» Work item:
All lines below containing the string "this" are to be copied.

» Input:
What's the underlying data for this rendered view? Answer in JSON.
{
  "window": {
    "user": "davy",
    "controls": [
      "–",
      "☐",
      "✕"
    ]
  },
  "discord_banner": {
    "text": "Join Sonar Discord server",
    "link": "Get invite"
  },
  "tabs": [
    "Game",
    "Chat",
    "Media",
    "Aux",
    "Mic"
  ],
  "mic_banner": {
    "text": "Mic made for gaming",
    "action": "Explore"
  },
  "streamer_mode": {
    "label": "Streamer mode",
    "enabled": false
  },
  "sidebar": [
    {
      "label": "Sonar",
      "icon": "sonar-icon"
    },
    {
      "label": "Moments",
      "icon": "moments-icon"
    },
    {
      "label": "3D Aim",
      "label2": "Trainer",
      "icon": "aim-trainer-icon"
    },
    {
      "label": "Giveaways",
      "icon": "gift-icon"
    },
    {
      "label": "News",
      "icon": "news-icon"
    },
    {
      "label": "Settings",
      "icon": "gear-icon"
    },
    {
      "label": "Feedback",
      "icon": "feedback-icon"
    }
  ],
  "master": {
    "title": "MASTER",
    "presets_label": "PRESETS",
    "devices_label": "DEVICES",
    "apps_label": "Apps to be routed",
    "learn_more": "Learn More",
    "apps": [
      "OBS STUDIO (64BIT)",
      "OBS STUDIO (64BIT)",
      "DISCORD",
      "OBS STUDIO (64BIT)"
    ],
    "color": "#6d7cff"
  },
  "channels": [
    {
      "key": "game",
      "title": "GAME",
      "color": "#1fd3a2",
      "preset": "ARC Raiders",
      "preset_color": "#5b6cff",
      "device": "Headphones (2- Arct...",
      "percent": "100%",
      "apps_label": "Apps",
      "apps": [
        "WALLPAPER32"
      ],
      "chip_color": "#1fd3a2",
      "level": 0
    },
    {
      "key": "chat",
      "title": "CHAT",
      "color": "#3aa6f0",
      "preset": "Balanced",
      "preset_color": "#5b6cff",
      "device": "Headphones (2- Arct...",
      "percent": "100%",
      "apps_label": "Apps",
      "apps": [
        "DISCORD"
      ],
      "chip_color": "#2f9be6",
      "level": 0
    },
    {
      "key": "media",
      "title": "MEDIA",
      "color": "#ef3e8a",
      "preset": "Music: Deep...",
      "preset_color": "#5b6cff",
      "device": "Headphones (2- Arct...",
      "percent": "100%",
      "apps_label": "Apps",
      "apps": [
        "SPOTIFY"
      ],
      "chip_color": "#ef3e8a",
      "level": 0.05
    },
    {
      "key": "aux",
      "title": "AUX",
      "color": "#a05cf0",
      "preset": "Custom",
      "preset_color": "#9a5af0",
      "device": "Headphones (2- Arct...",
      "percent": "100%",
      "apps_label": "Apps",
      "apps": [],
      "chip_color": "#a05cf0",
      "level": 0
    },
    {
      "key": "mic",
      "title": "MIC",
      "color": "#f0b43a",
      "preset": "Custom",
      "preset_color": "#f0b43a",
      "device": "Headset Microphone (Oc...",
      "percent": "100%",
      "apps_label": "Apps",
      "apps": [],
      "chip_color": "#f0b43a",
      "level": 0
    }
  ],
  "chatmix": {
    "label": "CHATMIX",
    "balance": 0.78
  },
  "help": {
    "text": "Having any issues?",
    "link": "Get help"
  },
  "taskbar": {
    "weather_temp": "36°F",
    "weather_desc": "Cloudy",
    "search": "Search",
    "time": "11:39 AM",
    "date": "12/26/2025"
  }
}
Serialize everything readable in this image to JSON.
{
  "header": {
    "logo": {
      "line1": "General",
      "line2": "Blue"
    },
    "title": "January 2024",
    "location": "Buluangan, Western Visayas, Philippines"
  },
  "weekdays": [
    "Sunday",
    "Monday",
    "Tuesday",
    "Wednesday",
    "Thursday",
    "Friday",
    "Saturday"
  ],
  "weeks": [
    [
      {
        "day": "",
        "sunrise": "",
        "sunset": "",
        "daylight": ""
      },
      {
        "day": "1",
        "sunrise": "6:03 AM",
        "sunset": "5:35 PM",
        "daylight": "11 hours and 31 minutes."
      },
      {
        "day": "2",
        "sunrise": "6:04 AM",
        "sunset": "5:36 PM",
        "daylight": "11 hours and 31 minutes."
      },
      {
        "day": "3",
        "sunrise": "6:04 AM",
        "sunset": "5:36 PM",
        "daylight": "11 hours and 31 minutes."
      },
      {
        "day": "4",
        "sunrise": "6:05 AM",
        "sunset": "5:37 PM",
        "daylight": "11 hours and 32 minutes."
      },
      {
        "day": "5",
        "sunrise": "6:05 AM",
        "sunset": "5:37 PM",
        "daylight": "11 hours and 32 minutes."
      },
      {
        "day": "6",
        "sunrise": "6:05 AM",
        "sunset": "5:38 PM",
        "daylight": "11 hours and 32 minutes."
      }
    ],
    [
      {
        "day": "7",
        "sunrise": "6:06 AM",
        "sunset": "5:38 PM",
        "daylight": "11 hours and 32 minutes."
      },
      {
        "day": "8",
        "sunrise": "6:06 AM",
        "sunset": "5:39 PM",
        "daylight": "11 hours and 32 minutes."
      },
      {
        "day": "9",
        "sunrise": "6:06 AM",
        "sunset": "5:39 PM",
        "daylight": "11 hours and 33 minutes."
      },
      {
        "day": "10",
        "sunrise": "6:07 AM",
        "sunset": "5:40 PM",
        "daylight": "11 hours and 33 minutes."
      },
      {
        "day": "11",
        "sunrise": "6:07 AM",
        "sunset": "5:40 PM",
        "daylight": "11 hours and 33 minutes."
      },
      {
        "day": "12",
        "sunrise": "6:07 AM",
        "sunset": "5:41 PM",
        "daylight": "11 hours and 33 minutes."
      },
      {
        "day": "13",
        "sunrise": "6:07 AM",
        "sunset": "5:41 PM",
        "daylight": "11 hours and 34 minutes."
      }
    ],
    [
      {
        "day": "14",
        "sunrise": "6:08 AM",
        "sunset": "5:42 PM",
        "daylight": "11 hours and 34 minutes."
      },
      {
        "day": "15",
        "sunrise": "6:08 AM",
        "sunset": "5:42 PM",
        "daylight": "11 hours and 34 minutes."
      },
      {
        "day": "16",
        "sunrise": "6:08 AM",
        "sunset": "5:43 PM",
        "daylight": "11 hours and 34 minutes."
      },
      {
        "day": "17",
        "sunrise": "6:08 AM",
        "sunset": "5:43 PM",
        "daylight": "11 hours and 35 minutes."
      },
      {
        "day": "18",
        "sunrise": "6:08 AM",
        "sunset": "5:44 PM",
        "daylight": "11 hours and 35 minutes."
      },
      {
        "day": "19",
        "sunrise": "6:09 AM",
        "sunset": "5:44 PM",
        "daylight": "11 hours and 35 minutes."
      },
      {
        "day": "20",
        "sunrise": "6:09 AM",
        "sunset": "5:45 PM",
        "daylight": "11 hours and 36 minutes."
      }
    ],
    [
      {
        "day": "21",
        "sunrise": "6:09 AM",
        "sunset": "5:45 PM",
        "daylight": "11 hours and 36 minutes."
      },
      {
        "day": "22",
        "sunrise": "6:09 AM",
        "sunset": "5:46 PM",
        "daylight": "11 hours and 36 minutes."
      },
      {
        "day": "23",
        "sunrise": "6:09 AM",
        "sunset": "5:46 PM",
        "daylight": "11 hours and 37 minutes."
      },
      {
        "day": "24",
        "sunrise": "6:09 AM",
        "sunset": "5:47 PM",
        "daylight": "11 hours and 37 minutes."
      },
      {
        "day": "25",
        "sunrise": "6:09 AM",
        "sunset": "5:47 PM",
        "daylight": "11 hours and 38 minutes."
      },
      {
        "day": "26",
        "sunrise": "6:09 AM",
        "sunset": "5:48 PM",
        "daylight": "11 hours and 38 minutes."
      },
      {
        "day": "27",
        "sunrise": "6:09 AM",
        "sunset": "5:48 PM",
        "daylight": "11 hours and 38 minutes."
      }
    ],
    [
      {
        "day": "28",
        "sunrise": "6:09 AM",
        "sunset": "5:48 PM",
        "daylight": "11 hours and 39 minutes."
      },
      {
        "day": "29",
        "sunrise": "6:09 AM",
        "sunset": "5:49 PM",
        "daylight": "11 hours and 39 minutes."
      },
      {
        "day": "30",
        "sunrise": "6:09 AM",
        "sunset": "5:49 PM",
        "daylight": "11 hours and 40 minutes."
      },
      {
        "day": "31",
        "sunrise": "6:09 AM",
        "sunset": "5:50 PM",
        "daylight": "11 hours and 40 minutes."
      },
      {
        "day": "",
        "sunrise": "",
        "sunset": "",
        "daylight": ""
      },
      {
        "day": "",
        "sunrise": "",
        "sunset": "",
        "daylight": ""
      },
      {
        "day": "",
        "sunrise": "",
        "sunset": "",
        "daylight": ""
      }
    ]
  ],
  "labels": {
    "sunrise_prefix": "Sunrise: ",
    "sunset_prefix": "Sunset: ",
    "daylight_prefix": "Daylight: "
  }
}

» Your response:
What's the underlying data for this rendered view? Answer in JSON.
Serialize everything readable in this image to JSON.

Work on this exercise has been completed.